- About this task
Please read the records below and return each line holding the string "data".

▼

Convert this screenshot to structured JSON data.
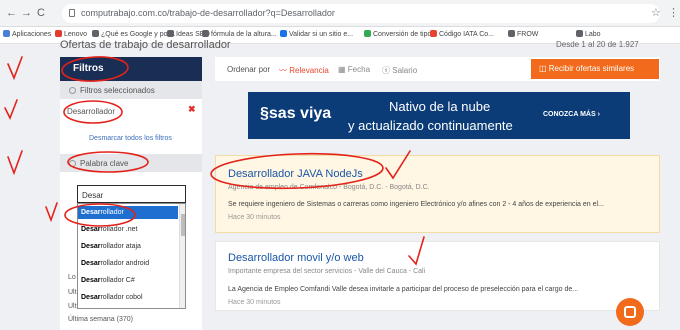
{
  "browser": {
    "url": "computrabajo.com.co/trabajo-de-desarrollador?q=Desarrollador",
    "nav": {
      "back": "←",
      "forward": "→",
      "reload": "C"
    },
    "bookmarks": [
      {
        "label": "Aplicaciones",
        "color": "#4a7fd6"
      },
      {
        "label": "Lenovo",
        "color": "#e23b2e"
      },
      {
        "label": "¿Qué es Google y por...",
        "color": "#5f6368"
      },
      {
        "label": "Ideas SEO",
        "color": "#5f6368"
      },
      {
        "label": "fórmula de la altura...",
        "color": "#5f6368"
      },
      {
        "label": "Validar si un sitio e...",
        "color": "#1a73e8"
      },
      {
        "label": "Conversión de tipo...",
        "color": "#34a853"
      },
      {
        "label": "Código IATA Co...",
        "color": "#e8432f"
      },
      {
        "label": "FROW",
        "color": "#5f6368"
      },
      {
        "label": "Labo",
        "color": "#5f6368"
      }
    ]
  },
  "page": {
    "heading_partial": "Ofertas de trabajo de desarrollador",
    "sort_right_partial": "Desde 1 al 20 de 1.927"
  },
  "sidebar": {
    "title": "Filtros",
    "selected_filters_label": "Filtros seleccionados",
    "active_filter": "Desarrollador",
    "remove_icon": "✖",
    "clear_filters": "Desmarcar todos los filtros",
    "keyword_label": "Palabra clave",
    "keyword_value": "Desar",
    "suggestions": [
      {
        "bold": "Desar",
        "rest": "rollador"
      },
      {
        "bold": "Desar",
        "rest": "rollador .net"
      },
      {
        "bold": "Desar",
        "rest": "rollador ataja"
      },
      {
        "bold": "Desar",
        "rest": "rollador android"
      },
      {
        "bold": "Desar",
        "rest": "rollador C#"
      },
      {
        "bold": "Desar",
        "rest": "rollador cobol"
      }
    ],
    "below_items": [
      "Lo",
      "Ult",
      "Ult",
      "Última semana (370)"
    ]
  },
  "sortbar": {
    "label": "Ordenar por",
    "options": [
      "Relevancia",
      "Fecha",
      "Salario"
    ],
    "alert_button": "Recibir ofertas similares"
  },
  "ad": {
    "logo": "sas viya",
    "line1": "Nativo de la nube",
    "line2": "y actualizado continuamente",
    "cta": "CONOZCA MÁS ›"
  },
  "jobs": [
    {
      "title": "Desarrollador JAVA NodeJs",
      "company": "Agencia de empleo de Comfenalco",
      "location": "Bogotá, D.C. - Bogotá, D.C.",
      "description": "Se requiere ingeniero de Sistemas o carreras como ingeniero Electrónico y/o afines con 2 - 4 años de experiencia en el...",
      "time": "Hace 30 minutos"
    },
    {
      "title": "Desarrollador movil y/o web",
      "company": "Importante empresa del sector servicios",
      "location": "Valle del Cauca - Cali",
      "description": "La Agencia de Empleo Comfandi Valle desea invitarle a participar del proceso de preselección para el cargo de...",
      "time": "Hace 30 minutos"
    }
  ],
  "colors": {
    "sidebar_header": "#1a2d55",
    "accent_orange": "#f26a1b",
    "annotation_red": "#e3221a",
    "link_blue": "#1a56a8",
    "highlight_bg": "#fff7e3",
    "selected_blue": "#1f6fd1"
  },
  "icons": {
    "sort_relevance": "chart-trend-icon",
    "sort_date": "calendar-icon",
    "sort_salary": "money-icon",
    "alert": "bell-icon",
    "fab": "chat-icon"
  }
}
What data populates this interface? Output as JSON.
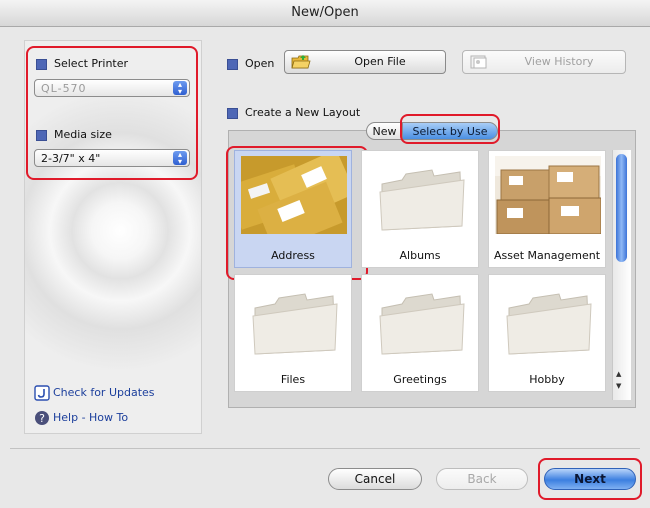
{
  "window": {
    "title": "New/Open"
  },
  "left_panel": {
    "select_printer_label": "Select Printer",
    "printer_value": "QL-570",
    "media_size_label": "Media size",
    "media_size_value": "2-3/7\" x 4\"",
    "check_updates_label": "Check for Updates",
    "help_label": "Help - How To"
  },
  "open_section": {
    "label": "Open",
    "open_file_button": "Open File",
    "view_history_button": "View History"
  },
  "create_section": {
    "label": "Create a New Layout",
    "tabs": [
      {
        "label": "New",
        "selected": false
      },
      {
        "label": "Select by Use",
        "selected": true
      }
    ]
  },
  "templates": [
    {
      "label": "Address",
      "selected": true,
      "thumbnail": "envelopes-photo"
    },
    {
      "label": "Albums",
      "selected": false,
      "thumbnail": "folder-icon"
    },
    {
      "label": "Asset Management",
      "selected": false,
      "thumbnail": "boxes-photo"
    },
    {
      "label": "Files",
      "selected": false,
      "thumbnail": "folder-icon"
    },
    {
      "label": "Greetings",
      "selected": false,
      "thumbnail": "folder-icon"
    },
    {
      "label": "Hobby",
      "selected": false,
      "thumbnail": "folder-icon"
    }
  ],
  "footer": {
    "cancel_button": "Cancel",
    "back_button": "Back",
    "next_button": "Next"
  },
  "colors": {
    "highlight_box": "#e01a2a",
    "section_square": "#4e67b6",
    "selected_tile": "#c9d6f2",
    "default_button": "#3c7fe0"
  }
}
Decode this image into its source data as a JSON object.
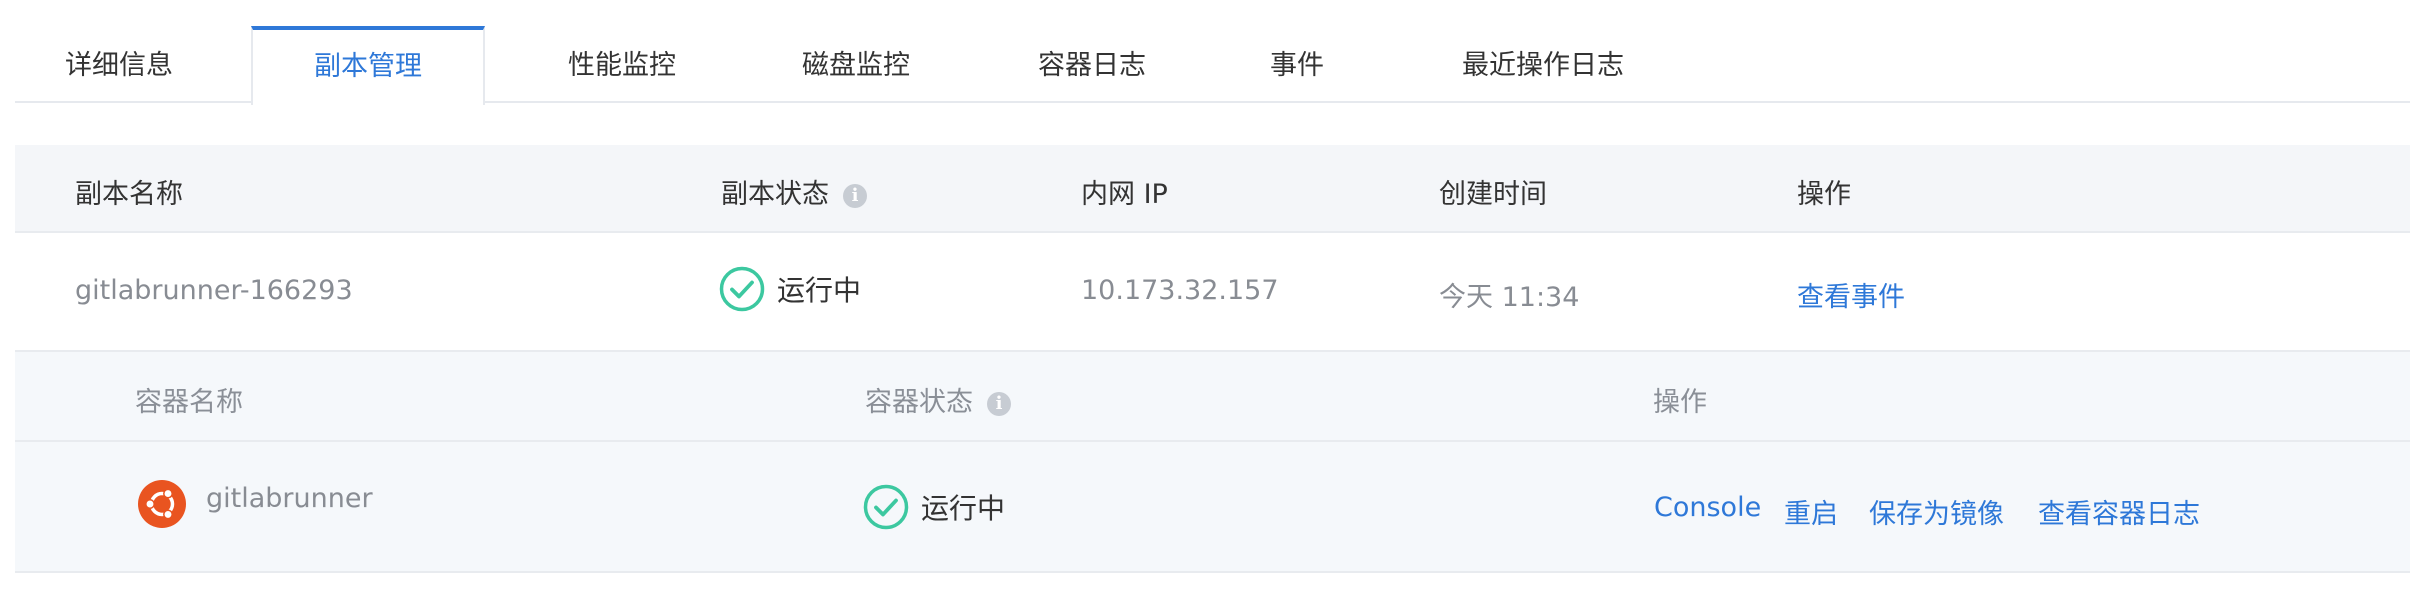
{
  "tabs": [
    {
      "label": "详细信息",
      "active": false
    },
    {
      "label": "副本管理",
      "active": true
    },
    {
      "label": "性能监控",
      "active": false
    },
    {
      "label": "磁盘监控",
      "active": false
    },
    {
      "label": "容器日志",
      "active": false
    },
    {
      "label": "事件",
      "active": false
    },
    {
      "label": "最近操作日志",
      "active": false
    }
  ],
  "replica_table": {
    "headers": {
      "name": "副本名称",
      "status": "副本状态",
      "ip": "内网 IP",
      "created": "创建时间",
      "actions": "操作"
    },
    "rows": [
      {
        "name": "gitlabrunner-166293",
        "status": "运行中",
        "ip": "10.173.32.157",
        "created": "今天 11:34",
        "action": "查看事件"
      }
    ]
  },
  "container_table": {
    "headers": {
      "name": "容器名称",
      "status": "容器状态",
      "actions": "操作"
    },
    "rows": [
      {
        "name": "gitlabrunner",
        "icon": "ubuntu-icon",
        "status": "运行中",
        "actions": [
          "Console",
          "重启",
          "保存为镜像",
          "查看容器日志"
        ]
      }
    ]
  },
  "colors": {
    "accent": "#2e78d8",
    "status_ok": "#3cc8a0",
    "ubuntu": "#e95420"
  }
}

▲

- Response for this exercise
Convert this screenshot to structured JSON data.
What data populates this interface? Output as JSON.
Decode this image into its source data as a JSON object.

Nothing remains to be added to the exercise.